Luigi De Maio and his Five Star Movement (M5S) have announced that they will not be part of a group within the 9th European Parliament from 2019-2024, Politicalite’s Senior Europe Correspondent, Byron Sanford reports.
The failed attempt to form a group was due to the poor election results from their respective allies.
Beppe Grillo and Gianroberto Casaleggio founded the Five Star Movement (M5S) in 2009 to change politics using E-Democracy, introducing term limits, and presenting a non-ideological platform.
M5S first contested an EU election in 2014 when they entered the European Parliament with seventeen MEPs. Negotiations resulted in the party linking up with Nigel Farage’s Europe for Freedom and Direct Democracy.
Grillo wanted his MEPs to abandon the EFDD in 2017 after UKIP support began fading as a result of the referendum in Britain to leave the European Union.
M5S yearned to be part of a political grouping that had not only a viable future, though also a more green and liberal outlook.
Farage attacked M5S in the press, and on the EFDD website over this, and Grillo’s attempt to leave the EFDD nearly resulted in the pan-European group collapsing from within.
Unfortunately for Grillo, both the Greens and the Liberals rejected M5S’ application to join, citing the verbal attacks Five Star has made in the past regarding the European institutions and the fact that Five Star was allied with Farage.
As a result of this, M5S remained within the EFDD yet lost the co-presidency of the group.
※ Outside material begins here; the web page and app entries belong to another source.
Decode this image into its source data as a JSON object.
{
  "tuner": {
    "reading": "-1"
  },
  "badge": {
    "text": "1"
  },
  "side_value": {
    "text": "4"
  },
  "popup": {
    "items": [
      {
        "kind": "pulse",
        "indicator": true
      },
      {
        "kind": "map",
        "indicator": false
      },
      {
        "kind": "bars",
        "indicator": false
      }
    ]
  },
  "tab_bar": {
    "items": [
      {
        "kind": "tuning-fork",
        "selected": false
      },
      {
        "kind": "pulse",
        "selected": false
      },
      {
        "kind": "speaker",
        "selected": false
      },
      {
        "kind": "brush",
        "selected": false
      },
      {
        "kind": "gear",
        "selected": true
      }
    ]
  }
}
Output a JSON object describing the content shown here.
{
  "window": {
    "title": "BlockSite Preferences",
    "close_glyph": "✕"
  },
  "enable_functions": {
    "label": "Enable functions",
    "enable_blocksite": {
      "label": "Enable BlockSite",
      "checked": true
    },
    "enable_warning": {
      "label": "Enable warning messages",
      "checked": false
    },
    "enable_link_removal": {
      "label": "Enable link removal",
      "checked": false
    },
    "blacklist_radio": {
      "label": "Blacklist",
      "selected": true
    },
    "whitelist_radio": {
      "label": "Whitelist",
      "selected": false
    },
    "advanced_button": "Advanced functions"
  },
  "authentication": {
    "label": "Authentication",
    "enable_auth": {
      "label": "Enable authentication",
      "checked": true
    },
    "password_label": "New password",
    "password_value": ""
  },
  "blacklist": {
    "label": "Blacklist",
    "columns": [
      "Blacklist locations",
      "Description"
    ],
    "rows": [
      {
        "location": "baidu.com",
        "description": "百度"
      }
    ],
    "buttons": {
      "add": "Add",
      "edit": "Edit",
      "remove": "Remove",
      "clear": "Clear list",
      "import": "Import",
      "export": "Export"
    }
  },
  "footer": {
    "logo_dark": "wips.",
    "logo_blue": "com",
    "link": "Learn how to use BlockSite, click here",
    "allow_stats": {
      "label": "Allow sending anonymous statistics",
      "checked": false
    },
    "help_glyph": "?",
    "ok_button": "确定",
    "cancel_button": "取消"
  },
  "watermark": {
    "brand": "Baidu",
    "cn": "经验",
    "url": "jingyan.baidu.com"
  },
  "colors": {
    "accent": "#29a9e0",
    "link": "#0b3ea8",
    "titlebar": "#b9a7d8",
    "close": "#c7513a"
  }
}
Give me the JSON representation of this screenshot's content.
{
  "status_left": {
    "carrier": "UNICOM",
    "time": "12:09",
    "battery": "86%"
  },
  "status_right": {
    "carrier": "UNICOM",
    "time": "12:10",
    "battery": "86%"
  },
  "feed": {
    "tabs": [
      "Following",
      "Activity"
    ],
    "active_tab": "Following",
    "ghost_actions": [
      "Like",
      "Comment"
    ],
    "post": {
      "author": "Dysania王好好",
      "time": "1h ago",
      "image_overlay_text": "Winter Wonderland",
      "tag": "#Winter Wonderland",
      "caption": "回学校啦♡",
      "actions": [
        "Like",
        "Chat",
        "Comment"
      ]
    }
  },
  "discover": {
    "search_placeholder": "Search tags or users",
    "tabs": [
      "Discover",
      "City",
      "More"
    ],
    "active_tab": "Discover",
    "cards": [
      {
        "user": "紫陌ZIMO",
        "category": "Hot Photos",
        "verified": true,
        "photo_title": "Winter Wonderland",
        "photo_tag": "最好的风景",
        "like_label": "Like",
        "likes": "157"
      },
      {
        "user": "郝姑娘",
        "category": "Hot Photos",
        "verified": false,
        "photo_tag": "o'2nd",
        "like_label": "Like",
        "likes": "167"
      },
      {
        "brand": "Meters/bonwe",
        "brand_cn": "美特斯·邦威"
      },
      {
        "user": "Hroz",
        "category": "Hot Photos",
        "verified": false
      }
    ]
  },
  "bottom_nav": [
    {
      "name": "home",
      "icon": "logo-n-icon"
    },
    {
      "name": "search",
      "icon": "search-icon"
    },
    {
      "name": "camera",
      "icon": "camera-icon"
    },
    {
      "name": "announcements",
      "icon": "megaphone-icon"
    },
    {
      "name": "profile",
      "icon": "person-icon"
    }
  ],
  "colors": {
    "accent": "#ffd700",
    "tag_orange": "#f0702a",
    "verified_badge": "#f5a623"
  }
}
The reason for staying within the EFDD instead of going independent (non-inscrit) is due to the lack of funding and speaking time non-inscrits have in the European Parliament. They also have sit in the back of the chamber, are relegated to second class status, and are largely overlooked.
Since the 2019 EU election in May, M5S has attempted to join three different groups. The Europe Conservatives and Reformists (ECR), the Liberals, and the Greens. Once again, the Liberals and the Greens have rejected Five Star. The ECR has no reason to accept the Five Star Movement given that Giorgia Meloni and her Brothers of Italy are a member party of the ECR.
This leaves M5S in the same predicament as The Brexit Party. The inability to join a group is considered a monumental failure for a party that is not on the most extreme fringes. As M5S continues to see its support plummet, their coalition partner, Lega, continues to soar in the polls.
Luigi De Maio withstood a leadership vote at the end of May, though this was largely symbolic, and regarded as a farce by internal opponents. For now, the coalition with Lega lives on, though this will almost certainly collapse before the end of the year.
Such a collapse is the natural consequence of incompetent leadership at home and the inability to form proper alliances abroad. Political parties that assume online direct democracy trumps organisation and foreign alliances are bound to implode from within.